### Required action
Where in the listing does the word "number" appear? Report each line that holds it.

### Data extracts
________________________________________
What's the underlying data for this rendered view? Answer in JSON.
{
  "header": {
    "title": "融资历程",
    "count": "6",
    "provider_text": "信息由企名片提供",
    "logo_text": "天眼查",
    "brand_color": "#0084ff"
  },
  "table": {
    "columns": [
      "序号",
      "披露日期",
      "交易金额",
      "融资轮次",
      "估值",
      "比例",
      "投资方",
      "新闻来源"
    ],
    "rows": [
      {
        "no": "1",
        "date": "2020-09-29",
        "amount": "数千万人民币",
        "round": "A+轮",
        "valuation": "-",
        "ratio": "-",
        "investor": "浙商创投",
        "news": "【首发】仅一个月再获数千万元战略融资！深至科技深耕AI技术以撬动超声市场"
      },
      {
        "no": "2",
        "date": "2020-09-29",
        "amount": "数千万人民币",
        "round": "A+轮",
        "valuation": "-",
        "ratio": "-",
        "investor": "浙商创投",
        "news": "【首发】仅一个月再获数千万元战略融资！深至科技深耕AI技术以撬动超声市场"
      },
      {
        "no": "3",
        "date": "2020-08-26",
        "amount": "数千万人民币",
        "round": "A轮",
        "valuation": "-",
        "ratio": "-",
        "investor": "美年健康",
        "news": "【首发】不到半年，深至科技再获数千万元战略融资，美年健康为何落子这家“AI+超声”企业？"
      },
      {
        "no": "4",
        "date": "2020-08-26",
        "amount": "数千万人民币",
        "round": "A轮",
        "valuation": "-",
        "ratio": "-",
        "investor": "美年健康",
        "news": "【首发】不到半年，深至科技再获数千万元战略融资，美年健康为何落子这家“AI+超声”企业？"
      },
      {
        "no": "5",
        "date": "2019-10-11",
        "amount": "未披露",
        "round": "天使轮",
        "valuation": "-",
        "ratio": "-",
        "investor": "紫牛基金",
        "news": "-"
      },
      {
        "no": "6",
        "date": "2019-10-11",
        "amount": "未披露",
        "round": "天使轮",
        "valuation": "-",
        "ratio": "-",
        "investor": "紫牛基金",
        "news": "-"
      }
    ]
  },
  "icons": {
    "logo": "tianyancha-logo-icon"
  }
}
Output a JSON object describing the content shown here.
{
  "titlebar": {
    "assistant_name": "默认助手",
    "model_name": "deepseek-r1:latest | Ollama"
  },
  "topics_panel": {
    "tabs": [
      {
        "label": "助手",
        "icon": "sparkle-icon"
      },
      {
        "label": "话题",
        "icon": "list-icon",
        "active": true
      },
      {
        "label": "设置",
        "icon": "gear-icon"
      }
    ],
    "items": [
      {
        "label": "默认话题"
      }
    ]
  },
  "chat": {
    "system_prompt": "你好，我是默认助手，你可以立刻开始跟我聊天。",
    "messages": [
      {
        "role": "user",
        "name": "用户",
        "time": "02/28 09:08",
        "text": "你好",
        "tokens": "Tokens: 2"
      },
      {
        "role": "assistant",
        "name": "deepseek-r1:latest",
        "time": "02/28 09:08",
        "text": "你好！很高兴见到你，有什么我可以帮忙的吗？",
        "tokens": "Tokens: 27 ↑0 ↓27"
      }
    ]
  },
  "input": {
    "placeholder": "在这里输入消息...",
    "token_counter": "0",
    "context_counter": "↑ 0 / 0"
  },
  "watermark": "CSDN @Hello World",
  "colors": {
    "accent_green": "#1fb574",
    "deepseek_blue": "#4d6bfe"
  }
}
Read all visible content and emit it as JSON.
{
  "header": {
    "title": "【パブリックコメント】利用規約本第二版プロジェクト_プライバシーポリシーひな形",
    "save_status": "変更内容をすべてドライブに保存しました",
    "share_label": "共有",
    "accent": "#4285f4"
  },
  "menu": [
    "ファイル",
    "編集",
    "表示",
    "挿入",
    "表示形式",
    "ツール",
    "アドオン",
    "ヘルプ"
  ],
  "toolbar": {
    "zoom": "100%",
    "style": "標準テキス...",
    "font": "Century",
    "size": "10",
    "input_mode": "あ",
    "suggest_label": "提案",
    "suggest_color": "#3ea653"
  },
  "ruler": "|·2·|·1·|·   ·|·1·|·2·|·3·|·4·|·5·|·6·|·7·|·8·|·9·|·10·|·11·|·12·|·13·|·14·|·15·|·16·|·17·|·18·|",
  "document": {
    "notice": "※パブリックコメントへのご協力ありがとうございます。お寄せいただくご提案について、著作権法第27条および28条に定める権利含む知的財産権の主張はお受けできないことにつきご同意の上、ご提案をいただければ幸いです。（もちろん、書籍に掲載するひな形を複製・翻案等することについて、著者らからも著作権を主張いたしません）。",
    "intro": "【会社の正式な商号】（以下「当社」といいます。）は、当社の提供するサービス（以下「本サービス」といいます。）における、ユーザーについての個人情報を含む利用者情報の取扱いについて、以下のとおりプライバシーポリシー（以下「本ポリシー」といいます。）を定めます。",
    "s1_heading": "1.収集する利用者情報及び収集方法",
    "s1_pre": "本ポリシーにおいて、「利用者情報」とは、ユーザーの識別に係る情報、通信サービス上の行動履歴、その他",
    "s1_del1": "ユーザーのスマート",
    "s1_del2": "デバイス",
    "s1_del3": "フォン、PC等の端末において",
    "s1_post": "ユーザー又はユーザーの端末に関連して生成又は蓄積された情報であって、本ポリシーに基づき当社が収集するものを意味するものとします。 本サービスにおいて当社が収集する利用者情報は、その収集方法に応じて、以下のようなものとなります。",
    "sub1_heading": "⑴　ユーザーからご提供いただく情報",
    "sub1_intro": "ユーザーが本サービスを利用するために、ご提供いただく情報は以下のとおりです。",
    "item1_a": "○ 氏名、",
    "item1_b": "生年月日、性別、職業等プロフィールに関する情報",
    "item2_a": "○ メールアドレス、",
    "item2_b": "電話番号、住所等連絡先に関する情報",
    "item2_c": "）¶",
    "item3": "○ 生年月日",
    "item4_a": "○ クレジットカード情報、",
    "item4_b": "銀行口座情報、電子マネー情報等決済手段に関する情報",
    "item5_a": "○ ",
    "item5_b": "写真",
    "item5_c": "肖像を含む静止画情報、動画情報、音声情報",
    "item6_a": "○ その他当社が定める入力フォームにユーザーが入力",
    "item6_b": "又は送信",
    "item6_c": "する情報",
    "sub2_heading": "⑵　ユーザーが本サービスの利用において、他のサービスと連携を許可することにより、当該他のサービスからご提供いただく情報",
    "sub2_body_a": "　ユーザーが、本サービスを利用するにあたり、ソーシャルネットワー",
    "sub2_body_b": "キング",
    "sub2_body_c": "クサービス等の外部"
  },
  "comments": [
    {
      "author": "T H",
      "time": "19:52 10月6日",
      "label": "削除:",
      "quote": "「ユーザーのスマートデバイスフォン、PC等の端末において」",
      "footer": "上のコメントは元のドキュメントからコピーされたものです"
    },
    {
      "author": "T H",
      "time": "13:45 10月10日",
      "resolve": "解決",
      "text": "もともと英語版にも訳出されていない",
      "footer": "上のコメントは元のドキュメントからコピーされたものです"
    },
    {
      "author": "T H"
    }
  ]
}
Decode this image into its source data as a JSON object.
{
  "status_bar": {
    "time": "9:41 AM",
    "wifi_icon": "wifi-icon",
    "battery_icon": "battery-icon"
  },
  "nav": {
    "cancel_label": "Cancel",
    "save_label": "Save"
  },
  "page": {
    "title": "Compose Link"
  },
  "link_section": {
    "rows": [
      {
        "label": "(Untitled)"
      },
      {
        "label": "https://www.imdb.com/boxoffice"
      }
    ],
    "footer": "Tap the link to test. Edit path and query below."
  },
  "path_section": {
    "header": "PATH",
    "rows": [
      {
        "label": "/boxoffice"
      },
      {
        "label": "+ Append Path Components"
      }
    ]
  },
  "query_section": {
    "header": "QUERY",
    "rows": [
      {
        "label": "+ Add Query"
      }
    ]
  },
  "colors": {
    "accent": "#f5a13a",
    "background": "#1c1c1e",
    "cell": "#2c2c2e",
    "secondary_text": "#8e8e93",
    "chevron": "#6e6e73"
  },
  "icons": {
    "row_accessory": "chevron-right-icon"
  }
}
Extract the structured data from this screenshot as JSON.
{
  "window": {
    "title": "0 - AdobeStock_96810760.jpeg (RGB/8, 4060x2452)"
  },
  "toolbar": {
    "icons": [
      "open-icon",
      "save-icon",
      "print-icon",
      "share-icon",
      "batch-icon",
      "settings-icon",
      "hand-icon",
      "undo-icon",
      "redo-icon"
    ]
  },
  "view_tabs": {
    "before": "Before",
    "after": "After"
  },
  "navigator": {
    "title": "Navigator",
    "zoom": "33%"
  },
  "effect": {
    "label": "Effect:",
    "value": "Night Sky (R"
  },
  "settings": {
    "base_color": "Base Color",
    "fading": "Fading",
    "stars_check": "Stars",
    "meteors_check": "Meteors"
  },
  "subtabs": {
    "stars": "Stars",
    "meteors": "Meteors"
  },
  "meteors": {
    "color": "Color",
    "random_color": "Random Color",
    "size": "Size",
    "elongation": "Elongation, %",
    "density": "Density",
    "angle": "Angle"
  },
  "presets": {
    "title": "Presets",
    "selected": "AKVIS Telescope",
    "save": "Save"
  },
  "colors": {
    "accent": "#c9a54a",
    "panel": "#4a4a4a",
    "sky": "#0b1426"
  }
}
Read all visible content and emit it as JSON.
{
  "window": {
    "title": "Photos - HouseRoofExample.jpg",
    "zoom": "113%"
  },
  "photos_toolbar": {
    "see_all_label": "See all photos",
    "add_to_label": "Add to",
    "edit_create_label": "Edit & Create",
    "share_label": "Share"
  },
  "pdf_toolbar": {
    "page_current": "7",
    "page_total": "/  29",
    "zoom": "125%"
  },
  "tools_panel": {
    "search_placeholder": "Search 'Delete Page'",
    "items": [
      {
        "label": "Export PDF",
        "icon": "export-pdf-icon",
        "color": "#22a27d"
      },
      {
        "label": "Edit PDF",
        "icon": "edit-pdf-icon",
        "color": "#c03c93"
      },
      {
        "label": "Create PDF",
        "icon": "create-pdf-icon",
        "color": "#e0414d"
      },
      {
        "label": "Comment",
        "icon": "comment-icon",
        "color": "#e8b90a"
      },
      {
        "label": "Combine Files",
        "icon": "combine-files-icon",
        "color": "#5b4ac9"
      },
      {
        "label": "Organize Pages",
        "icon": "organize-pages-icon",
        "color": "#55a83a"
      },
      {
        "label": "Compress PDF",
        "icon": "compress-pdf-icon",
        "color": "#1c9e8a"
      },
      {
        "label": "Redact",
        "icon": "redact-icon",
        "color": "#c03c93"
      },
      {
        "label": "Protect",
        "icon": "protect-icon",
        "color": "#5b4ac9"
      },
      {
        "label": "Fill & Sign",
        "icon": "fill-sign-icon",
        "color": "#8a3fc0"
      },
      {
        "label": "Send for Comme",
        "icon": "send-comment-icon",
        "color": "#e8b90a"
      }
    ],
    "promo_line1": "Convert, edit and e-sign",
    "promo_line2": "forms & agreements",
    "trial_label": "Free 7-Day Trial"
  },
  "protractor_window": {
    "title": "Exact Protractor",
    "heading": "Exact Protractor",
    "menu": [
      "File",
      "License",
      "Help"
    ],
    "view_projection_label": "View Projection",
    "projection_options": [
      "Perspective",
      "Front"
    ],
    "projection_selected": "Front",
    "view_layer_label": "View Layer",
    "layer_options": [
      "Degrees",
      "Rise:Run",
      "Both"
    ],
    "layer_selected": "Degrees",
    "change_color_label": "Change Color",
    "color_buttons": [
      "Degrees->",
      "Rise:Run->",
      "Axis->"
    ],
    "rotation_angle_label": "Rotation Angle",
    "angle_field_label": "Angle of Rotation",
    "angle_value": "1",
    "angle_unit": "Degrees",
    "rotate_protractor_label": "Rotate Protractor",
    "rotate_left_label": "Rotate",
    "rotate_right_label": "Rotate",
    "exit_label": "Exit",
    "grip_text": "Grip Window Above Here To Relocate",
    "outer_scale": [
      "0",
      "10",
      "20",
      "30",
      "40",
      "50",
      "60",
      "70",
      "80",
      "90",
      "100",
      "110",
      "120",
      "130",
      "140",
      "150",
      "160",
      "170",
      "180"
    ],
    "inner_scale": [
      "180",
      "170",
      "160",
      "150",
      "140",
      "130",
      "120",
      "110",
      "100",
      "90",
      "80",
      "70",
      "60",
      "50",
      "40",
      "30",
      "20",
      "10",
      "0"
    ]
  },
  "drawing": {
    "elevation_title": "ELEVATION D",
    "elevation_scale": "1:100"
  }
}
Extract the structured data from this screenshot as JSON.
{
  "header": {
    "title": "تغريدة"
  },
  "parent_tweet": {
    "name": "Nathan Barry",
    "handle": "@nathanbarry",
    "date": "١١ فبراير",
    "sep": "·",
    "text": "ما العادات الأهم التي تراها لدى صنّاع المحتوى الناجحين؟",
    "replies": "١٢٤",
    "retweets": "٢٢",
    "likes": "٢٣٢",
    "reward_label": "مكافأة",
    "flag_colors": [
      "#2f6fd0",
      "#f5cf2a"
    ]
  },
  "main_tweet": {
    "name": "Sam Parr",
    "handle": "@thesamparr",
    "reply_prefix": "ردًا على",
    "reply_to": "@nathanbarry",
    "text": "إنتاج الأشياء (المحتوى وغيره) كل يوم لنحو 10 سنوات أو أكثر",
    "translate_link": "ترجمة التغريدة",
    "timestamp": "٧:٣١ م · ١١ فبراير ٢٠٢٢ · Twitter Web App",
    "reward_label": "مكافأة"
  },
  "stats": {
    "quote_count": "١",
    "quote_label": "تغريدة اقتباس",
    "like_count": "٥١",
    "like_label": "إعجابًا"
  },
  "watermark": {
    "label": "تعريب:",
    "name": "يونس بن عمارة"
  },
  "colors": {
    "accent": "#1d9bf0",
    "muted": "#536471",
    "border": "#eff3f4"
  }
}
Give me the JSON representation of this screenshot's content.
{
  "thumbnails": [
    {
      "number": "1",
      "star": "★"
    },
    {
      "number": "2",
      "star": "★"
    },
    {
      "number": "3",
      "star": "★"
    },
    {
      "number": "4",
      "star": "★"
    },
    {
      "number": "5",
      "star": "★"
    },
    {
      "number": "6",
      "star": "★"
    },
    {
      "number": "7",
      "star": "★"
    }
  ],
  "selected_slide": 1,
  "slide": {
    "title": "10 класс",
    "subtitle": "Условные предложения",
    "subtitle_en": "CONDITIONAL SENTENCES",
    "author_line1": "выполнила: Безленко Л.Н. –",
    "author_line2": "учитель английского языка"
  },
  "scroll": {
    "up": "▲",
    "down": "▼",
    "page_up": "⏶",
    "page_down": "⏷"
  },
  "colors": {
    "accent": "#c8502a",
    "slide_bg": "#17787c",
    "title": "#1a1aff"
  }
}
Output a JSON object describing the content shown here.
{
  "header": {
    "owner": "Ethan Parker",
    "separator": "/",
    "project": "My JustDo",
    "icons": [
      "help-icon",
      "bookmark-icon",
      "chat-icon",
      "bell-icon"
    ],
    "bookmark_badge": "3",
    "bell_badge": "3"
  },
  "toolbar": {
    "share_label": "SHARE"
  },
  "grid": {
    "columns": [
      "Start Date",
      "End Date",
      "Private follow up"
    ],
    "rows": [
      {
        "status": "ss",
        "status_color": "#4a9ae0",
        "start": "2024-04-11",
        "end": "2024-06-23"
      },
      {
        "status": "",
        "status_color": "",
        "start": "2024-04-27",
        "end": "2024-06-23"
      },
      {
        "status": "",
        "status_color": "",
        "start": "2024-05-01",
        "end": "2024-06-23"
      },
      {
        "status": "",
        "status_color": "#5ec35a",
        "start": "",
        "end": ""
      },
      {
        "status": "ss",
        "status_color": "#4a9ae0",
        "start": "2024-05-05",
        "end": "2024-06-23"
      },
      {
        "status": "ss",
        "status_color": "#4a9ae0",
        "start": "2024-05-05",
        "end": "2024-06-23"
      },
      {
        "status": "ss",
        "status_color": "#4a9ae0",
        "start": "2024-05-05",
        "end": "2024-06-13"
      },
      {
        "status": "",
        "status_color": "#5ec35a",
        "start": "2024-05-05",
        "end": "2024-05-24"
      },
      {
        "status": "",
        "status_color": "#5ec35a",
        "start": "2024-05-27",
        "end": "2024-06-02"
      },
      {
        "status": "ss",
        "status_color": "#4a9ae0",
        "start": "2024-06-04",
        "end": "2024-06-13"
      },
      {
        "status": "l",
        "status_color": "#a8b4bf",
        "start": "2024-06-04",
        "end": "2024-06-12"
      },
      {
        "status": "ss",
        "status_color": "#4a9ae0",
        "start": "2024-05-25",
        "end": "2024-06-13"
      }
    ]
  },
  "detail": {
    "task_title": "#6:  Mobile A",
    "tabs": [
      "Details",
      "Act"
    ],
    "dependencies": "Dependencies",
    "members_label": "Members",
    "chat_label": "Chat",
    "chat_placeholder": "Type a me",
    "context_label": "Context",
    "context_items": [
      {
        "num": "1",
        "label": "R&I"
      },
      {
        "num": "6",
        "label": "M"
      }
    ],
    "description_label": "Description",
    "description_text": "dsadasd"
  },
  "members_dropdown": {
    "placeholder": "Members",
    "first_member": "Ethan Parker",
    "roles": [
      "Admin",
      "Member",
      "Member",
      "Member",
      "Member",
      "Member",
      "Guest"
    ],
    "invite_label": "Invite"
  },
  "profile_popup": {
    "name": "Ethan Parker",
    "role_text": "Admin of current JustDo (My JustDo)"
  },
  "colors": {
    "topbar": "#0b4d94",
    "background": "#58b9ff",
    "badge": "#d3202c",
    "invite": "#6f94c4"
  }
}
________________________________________
### Output
      "number": "1",
      "number": "2",
      "number": "3",
      "number": "4",
      "number": "5",
      "number": "6",
      "number": "7",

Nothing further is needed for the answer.